== Segment start ==
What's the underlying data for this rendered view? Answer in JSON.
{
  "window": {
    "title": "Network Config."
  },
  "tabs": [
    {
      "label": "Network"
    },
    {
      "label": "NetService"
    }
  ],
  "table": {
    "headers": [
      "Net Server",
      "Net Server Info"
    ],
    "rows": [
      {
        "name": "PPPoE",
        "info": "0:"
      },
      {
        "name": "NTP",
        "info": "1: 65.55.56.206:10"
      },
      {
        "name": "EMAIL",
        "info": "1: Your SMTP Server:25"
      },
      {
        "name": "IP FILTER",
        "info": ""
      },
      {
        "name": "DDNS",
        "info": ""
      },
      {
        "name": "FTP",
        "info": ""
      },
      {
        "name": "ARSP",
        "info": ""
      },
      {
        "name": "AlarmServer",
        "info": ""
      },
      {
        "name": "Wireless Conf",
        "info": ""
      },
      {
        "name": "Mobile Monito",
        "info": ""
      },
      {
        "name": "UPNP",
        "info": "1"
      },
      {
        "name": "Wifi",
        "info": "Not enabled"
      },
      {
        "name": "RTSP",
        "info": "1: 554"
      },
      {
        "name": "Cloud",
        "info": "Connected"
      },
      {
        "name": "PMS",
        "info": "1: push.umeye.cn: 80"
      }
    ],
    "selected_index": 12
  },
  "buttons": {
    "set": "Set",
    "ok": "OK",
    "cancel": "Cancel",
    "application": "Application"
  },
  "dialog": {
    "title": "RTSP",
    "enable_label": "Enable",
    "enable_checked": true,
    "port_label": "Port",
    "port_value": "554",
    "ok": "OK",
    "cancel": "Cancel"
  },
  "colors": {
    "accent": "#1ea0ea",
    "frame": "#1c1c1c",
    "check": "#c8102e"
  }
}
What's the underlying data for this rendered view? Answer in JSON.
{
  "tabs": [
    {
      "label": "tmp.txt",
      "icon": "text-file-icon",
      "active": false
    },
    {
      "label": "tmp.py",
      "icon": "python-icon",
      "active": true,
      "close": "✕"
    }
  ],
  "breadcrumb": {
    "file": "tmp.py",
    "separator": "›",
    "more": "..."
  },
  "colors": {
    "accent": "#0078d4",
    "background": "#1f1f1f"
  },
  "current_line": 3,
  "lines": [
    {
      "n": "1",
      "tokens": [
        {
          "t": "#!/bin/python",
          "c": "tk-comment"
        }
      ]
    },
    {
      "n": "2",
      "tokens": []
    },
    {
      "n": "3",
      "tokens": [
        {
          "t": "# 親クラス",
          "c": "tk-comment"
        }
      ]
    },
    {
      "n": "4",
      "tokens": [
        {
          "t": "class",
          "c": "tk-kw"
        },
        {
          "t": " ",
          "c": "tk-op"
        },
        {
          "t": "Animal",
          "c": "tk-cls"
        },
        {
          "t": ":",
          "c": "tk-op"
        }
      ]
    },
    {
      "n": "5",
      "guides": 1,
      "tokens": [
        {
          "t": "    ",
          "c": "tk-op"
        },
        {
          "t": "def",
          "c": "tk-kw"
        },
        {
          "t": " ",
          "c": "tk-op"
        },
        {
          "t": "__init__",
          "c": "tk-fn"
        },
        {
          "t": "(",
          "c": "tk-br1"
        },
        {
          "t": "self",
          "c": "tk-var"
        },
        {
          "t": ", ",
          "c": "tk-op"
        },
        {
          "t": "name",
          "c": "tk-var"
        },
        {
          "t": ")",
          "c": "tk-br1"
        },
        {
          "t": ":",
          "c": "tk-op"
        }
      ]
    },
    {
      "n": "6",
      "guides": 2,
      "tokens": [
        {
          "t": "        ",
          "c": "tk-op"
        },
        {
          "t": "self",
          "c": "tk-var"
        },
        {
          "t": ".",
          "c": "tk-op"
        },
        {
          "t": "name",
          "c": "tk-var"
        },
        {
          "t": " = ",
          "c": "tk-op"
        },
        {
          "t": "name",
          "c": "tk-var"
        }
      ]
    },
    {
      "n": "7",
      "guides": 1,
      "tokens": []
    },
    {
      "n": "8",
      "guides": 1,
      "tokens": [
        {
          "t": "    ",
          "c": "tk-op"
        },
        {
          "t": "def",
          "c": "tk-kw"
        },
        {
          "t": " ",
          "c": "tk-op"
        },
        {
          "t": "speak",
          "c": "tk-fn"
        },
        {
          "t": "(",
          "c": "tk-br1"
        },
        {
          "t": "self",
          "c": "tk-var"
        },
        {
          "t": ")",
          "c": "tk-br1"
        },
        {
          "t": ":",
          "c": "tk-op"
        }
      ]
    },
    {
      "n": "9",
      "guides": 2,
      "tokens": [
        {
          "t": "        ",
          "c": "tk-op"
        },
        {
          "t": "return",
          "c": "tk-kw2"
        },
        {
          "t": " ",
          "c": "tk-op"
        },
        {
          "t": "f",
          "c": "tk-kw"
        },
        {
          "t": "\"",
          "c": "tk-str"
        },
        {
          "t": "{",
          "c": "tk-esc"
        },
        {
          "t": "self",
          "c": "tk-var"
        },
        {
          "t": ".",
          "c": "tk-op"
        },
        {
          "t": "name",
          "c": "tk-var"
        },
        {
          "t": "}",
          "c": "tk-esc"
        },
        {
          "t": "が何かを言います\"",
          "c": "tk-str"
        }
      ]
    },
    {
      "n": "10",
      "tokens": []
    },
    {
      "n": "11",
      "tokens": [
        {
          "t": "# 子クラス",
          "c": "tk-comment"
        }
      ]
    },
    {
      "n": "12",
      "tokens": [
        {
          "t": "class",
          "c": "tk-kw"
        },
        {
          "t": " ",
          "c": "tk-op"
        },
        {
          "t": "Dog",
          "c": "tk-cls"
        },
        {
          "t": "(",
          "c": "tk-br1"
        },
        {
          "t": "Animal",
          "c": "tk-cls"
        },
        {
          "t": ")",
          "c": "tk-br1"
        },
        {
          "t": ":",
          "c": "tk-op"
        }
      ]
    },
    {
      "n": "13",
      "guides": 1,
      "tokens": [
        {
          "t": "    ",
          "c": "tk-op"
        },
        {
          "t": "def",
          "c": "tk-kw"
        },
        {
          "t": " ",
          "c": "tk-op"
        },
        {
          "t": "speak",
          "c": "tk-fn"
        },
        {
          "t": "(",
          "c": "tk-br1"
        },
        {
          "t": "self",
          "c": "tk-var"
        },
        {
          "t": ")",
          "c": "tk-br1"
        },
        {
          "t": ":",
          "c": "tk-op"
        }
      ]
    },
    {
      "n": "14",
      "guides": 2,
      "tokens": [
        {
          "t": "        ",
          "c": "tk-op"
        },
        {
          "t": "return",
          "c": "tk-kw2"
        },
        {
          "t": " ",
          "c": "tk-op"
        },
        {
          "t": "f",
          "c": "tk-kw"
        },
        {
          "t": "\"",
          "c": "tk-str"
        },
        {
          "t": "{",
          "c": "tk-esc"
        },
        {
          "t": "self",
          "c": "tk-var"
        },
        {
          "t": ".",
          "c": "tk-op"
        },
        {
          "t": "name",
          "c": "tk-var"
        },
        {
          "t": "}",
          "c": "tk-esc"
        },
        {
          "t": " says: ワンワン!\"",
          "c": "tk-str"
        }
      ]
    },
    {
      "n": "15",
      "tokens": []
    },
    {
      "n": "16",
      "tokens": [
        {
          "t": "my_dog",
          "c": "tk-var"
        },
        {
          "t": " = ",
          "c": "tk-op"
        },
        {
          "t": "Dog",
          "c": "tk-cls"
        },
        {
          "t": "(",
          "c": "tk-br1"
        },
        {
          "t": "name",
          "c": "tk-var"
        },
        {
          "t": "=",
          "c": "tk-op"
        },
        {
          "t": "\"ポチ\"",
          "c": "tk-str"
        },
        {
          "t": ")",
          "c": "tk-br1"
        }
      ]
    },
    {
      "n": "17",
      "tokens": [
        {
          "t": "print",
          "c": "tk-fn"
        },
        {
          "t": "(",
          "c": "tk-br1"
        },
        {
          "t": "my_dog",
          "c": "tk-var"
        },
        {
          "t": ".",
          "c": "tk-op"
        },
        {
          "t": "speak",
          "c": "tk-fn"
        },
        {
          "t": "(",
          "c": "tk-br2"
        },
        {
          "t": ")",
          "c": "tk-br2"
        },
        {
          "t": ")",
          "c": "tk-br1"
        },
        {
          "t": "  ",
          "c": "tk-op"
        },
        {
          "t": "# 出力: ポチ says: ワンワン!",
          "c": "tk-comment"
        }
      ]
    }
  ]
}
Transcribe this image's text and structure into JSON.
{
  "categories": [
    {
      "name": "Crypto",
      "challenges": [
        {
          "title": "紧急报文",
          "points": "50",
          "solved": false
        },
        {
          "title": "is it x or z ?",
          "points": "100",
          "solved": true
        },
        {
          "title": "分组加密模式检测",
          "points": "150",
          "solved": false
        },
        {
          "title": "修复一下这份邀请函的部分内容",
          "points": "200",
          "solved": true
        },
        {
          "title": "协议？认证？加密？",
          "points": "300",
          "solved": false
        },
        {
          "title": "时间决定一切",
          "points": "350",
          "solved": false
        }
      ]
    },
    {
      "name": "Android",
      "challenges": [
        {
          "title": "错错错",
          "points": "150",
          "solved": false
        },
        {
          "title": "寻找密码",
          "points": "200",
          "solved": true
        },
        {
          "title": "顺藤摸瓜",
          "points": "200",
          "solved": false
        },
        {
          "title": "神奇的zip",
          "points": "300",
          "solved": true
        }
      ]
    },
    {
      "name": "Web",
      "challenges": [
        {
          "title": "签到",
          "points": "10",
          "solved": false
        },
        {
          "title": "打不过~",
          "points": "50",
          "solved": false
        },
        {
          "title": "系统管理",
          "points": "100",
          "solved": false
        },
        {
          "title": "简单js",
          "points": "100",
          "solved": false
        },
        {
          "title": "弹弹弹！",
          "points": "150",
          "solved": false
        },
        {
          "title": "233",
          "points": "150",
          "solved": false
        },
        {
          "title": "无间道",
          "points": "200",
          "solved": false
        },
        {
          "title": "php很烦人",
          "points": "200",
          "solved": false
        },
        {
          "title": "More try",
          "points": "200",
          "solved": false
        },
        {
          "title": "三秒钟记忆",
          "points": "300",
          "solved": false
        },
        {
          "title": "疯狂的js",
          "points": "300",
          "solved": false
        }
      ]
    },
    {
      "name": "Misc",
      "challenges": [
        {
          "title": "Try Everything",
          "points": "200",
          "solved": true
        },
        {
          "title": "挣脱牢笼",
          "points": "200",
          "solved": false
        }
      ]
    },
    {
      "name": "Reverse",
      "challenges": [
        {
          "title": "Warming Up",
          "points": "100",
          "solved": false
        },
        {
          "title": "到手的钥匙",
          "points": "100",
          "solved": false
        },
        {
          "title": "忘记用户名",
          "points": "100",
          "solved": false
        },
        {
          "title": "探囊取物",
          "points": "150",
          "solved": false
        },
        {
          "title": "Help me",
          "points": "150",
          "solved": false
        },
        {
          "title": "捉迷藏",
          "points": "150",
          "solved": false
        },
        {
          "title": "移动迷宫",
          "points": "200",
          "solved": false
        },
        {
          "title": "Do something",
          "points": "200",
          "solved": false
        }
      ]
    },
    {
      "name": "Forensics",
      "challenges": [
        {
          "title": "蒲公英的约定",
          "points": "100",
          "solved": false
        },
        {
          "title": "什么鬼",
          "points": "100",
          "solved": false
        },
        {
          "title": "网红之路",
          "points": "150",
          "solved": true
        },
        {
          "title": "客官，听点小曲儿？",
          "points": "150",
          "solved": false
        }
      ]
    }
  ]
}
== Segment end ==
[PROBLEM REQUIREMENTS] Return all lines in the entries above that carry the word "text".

[FINAL ANSWER]
      "icon": "text-file-icon",
Transcribe this image's text and structure into JSON.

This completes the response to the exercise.